■ YOUR ASSIGNMENT ■
In the material below, the lines containing the word "NAME" are required; copy each of them.

■ EXTRACTED MATERIAL ■
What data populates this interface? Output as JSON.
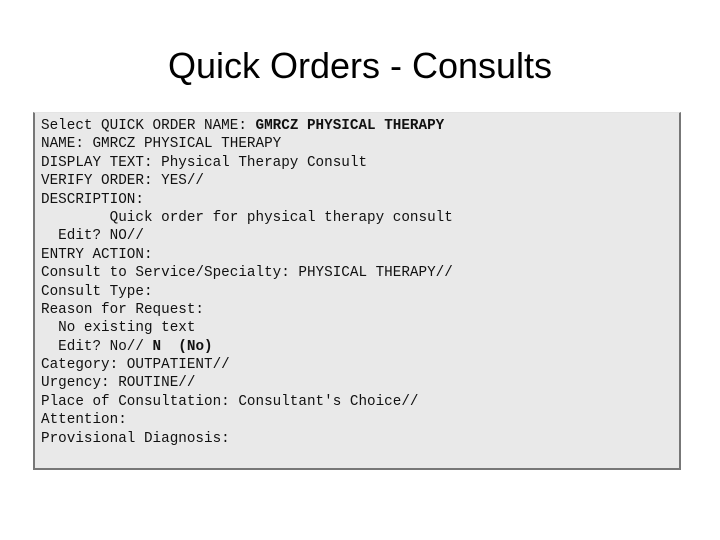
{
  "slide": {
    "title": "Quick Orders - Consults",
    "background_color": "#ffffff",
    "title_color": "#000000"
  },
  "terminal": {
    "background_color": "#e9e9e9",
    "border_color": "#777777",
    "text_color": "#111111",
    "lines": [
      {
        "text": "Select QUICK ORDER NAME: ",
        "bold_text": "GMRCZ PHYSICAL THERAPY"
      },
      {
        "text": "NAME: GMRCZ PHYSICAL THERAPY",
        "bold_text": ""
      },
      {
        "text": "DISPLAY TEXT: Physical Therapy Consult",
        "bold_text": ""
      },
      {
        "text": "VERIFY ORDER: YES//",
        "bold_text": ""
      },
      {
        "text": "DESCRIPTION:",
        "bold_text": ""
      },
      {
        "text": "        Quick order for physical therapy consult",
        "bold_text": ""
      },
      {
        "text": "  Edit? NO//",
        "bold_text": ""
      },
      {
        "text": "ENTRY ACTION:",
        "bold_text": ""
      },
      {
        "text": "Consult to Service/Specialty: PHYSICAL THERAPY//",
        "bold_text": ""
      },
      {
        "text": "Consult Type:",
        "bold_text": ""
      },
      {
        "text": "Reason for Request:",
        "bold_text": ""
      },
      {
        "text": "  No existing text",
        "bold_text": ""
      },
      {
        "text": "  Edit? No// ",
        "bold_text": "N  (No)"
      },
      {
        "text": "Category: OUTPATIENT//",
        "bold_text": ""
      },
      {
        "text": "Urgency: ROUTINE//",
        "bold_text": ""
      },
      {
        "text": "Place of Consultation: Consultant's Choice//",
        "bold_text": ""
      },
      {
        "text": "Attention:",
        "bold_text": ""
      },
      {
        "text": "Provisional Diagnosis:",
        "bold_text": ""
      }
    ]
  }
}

■ OUTPUT OF THE TASK ■
        "text": "Select QUICK ORDER NAME: ",
        "text": "NAME: GMRCZ PHYSICAL THERAPY",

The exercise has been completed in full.